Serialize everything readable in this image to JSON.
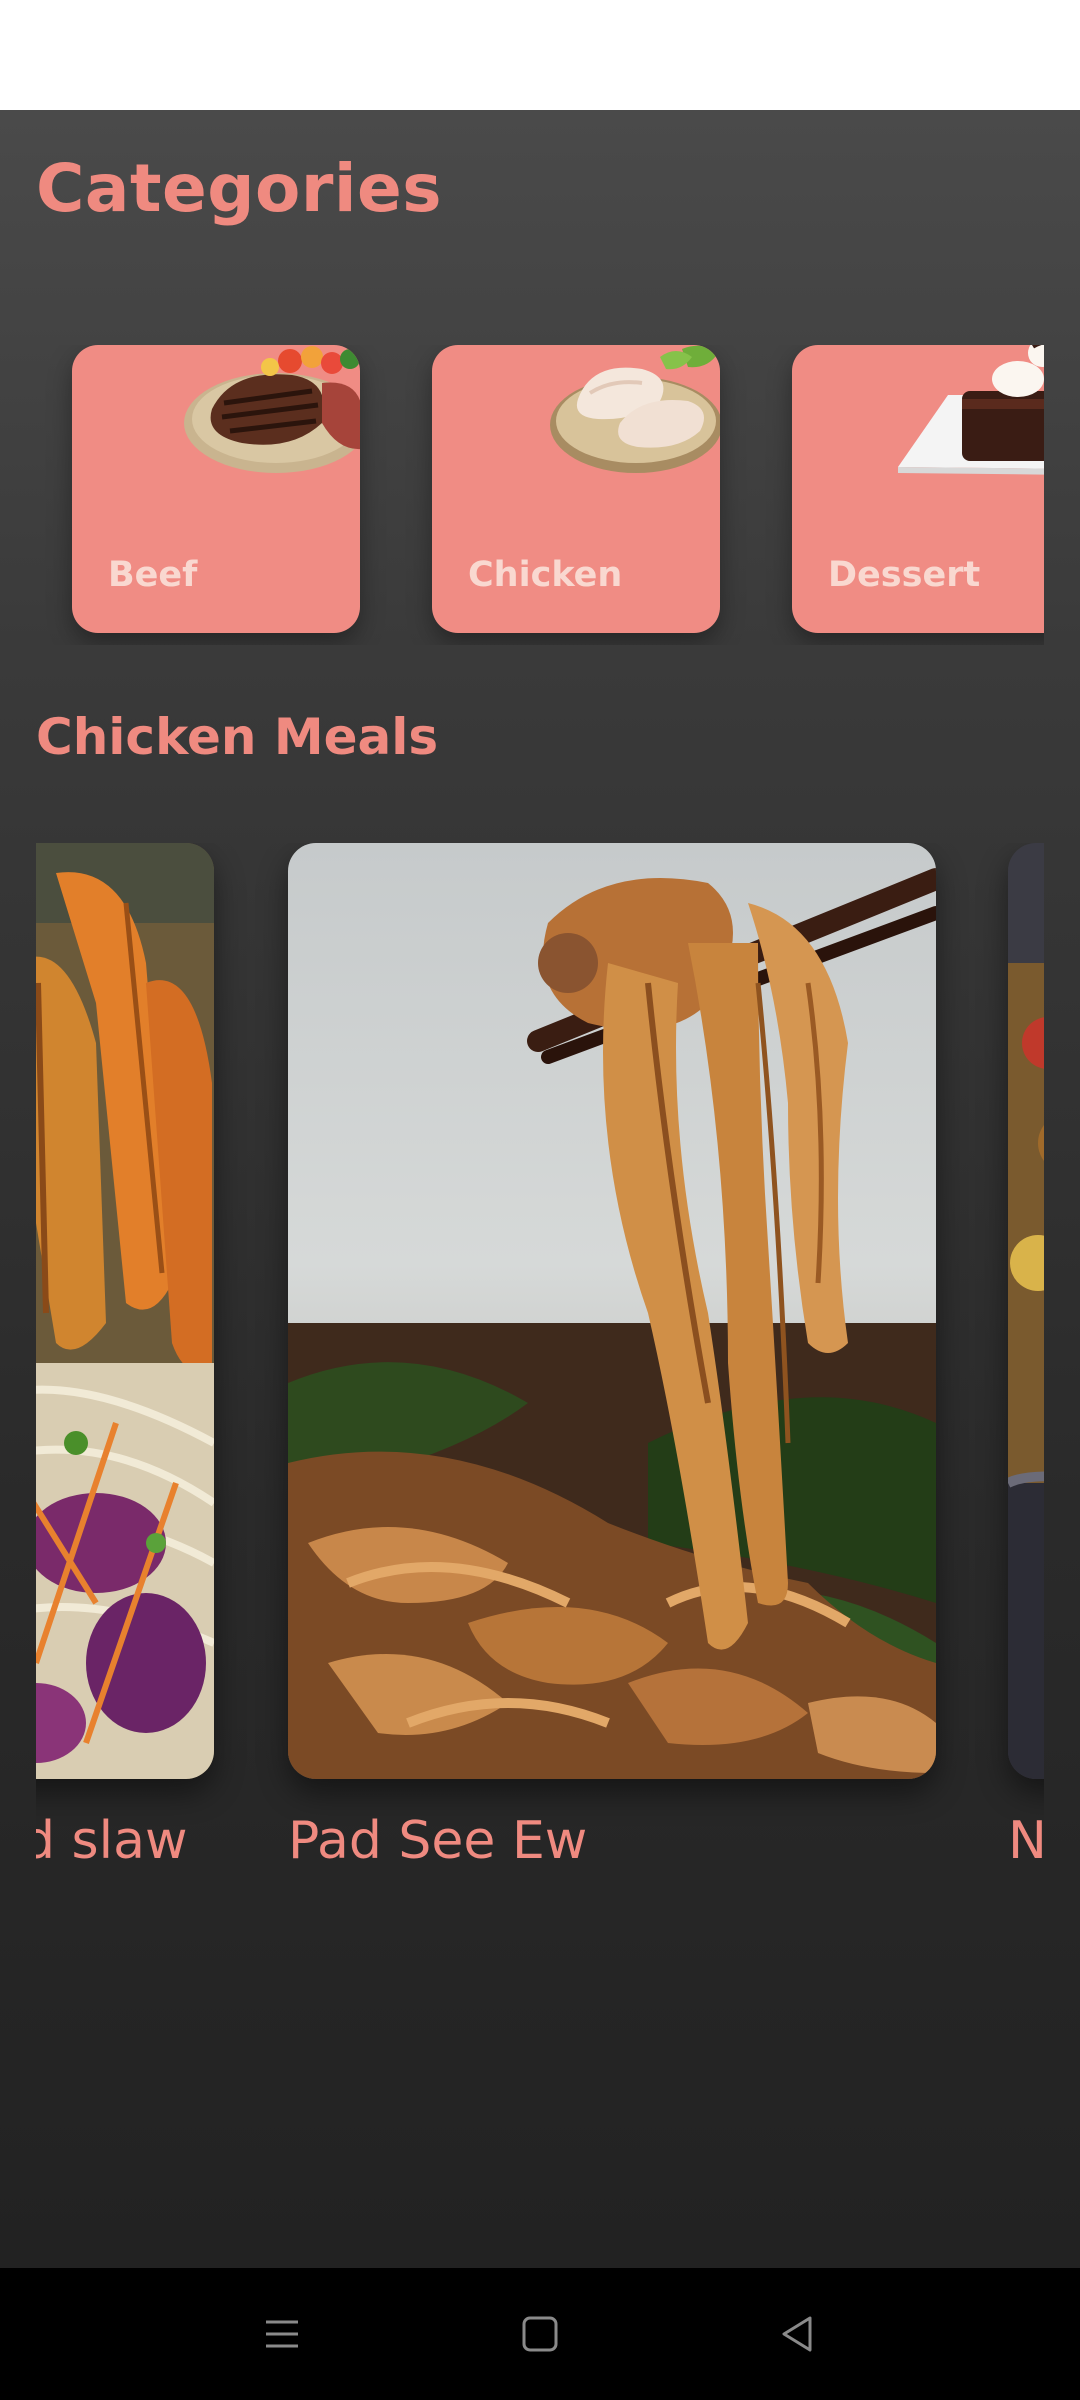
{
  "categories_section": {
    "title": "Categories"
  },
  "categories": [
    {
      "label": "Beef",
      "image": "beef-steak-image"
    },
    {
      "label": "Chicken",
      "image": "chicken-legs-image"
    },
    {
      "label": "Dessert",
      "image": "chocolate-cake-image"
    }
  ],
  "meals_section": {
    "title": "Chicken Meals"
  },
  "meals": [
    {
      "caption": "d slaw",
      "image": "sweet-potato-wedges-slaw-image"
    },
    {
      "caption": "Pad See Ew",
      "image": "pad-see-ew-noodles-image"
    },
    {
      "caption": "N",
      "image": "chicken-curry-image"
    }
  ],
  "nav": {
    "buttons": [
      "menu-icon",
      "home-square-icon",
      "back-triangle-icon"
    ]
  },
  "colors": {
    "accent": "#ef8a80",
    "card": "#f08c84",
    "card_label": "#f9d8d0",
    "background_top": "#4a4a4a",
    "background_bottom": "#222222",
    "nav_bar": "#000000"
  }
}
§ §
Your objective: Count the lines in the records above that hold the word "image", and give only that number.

Answer below: 7